** Work order **
With the images excluded, set down every line of the listing below exactly.

** Recorded data **
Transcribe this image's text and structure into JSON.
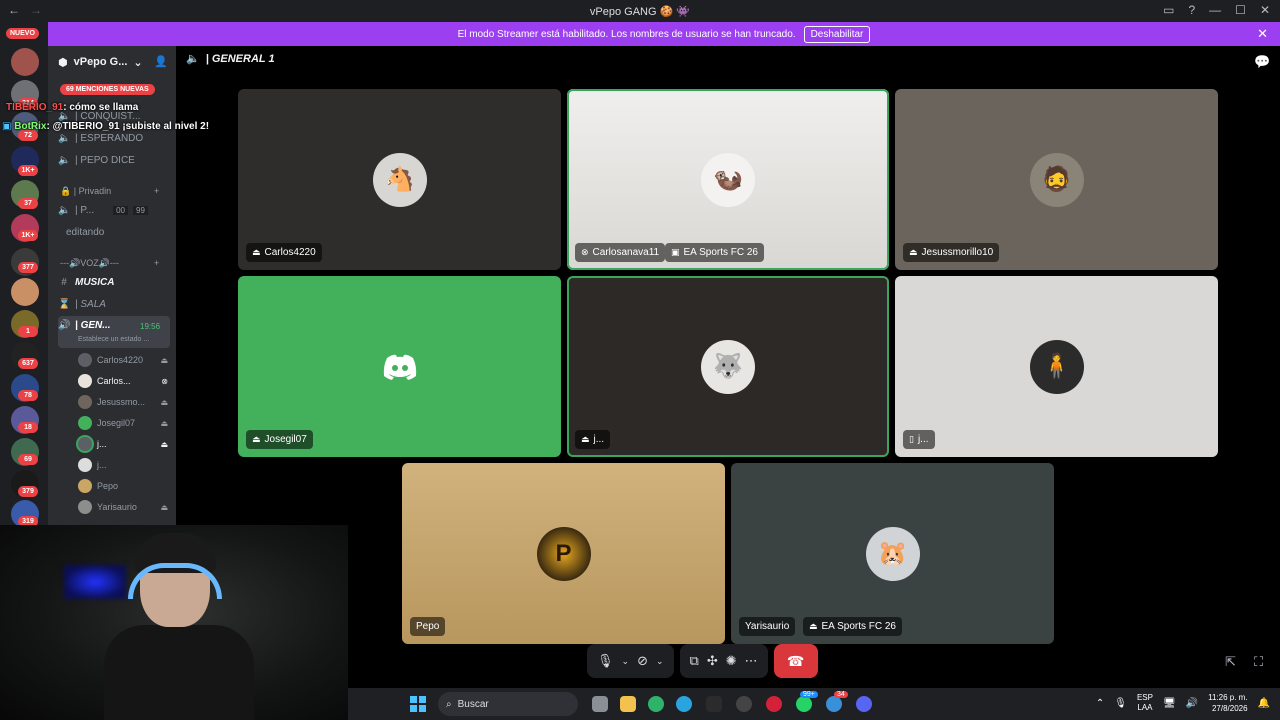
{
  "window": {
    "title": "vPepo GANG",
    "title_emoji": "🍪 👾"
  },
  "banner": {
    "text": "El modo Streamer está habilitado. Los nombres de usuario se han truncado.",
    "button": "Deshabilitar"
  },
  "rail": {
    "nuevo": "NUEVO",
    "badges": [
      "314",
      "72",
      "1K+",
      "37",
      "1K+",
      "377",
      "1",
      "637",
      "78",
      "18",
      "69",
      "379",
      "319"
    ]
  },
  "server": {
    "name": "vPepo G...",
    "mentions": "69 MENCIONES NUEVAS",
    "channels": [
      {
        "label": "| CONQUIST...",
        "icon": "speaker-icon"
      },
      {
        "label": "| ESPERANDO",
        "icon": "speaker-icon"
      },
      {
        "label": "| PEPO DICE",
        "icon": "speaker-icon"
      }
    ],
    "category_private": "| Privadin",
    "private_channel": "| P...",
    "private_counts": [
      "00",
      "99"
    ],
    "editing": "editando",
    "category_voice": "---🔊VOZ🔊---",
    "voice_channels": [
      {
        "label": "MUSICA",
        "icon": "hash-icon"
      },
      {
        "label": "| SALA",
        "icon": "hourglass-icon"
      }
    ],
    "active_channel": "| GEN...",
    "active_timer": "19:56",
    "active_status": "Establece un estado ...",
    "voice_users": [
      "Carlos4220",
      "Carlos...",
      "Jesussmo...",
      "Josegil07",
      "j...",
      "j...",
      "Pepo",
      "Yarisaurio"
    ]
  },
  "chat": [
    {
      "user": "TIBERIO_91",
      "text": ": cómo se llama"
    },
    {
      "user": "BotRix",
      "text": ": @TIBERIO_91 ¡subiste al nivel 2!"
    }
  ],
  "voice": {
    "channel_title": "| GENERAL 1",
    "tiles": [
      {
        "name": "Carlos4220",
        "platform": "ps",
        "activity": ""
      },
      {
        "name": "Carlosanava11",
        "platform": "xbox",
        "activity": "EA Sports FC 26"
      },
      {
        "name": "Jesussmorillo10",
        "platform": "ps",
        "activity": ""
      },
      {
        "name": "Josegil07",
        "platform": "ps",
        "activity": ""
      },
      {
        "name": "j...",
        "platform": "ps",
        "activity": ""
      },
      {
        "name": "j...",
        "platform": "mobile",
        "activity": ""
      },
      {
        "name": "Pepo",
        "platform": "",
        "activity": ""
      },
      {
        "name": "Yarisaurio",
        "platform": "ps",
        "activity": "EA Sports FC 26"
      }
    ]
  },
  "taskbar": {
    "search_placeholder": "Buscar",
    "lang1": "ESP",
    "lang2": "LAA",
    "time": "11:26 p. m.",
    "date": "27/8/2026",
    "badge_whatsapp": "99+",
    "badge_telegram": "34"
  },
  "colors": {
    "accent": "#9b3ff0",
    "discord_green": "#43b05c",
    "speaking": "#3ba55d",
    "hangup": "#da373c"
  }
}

** Solution to this task **
Transcribe this image's text and structure into JSON.
{
  "window": {
    "title": "vPepo GANG",
    "title_emoji": "🍪 👾"
  },
  "banner": {
    "text": "El modo Streamer está habilitado. Los nombres de usuario se han truncado.",
    "button": "Deshabilitar"
  },
  "rail": {
    "nuevo": "NUEVO",
    "badges": [
      "314",
      "72",
      "1K+",
      "37",
      "1K+",
      "377",
      "1",
      "637",
      "78",
      "18",
      "69",
      "379",
      "319"
    ]
  },
  "server": {
    "name": "vPepo G...",
    "mentions": "69 MENCIONES NUEVAS",
    "channels": [
      {
        "label": "| CONQUIST...",
        "icon": "speaker-icon"
      },
      {
        "label": "| ESPERANDO",
        "icon": "speaker-icon"
      },
      {
        "label": "| PEPO DICE",
        "icon": "speaker-icon"
      }
    ],
    "category_private": "| Privadin",
    "private_channel": "| P...",
    "private_counts": [
      "00",
      "99"
    ],
    "editing": "editando",
    "category_voice": "---🔊VOZ🔊---",
    "voice_channels": [
      {
        "label": "MUSICA",
        "icon": "hash-icon"
      },
      {
        "label": "| SALA",
        "icon": "hourglass-icon"
      }
    ],
    "active_channel": "| GEN...",
    "active_timer": "19:56",
    "active_status": "Establece un estado ...",
    "voice_users": [
      "Carlos4220",
      "Carlos...",
      "Jesussmo...",
      "Josegil07",
      "j...",
      "j...",
      "Pepo",
      "Yarisaurio"
    ]
  },
  "chat": [
    {
      "user": "TIBERIO_91",
      "text": ": cómo se llama"
    },
    {
      "user": "BotRix",
      "text": ": @TIBERIO_91 ¡subiste al nivel 2!"
    }
  ],
  "voice": {
    "channel_title": "| GENERAL 1",
    "tiles": [
      {
        "name": "Carlos4220",
        "platform": "ps",
        "activity": ""
      },
      {
        "name": "Carlosanava11",
        "platform": "xbox",
        "activity": "EA Sports FC 26"
      },
      {
        "name": "Jesussmorillo10",
        "platform": "ps",
        "activity": ""
      },
      {
        "name": "Josegil07",
        "platform": "ps",
        "activity": ""
      },
      {
        "name": "j...",
        "platform": "ps",
        "activity": ""
      },
      {
        "name": "j...",
        "platform": "mobile",
        "activity": ""
      },
      {
        "name": "Pepo",
        "platform": "",
        "activity": ""
      },
      {
        "name": "Yarisaurio",
        "platform": "ps",
        "activity": "EA Sports FC 26"
      }
    ]
  },
  "taskbar": {
    "search_placeholder": "Buscar",
    "lang1": "ESP",
    "lang2": "LAA",
    "time": "11:26 p. m.",
    "date": "27/8/2026",
    "badge_whatsapp": "99+",
    "badge_telegram": "34"
  },
  "colors": {
    "accent": "#9b3ff0",
    "discord_green": "#43b05c",
    "speaking": "#3ba55d",
    "hangup": "#da373c"
  }
}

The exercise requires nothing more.